• _ACTIVITY_: Print the listing once more, exactly as written.

• _MATERIAL PROVIDED_:
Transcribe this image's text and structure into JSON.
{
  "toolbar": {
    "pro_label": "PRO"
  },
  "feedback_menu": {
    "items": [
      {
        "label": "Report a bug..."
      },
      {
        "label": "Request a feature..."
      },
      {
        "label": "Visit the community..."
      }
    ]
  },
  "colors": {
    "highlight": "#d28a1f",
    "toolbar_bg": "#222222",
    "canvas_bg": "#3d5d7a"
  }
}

• _EXERCISE RESPONSE_:
Transcribe this image's text and structure into JSON.
{
  "toolbar": {
    "pro_label": "PRO"
  },
  "feedback_menu": {
    "items": [
      {
        "label": "Report a bug..."
      },
      {
        "label": "Request a feature..."
      },
      {
        "label": "Visit the community..."
      }
    ]
  },
  "colors": {
    "highlight": "#d28a1f",
    "toolbar_bg": "#222222",
    "canvas_bg": "#3d5d7a"
  }
}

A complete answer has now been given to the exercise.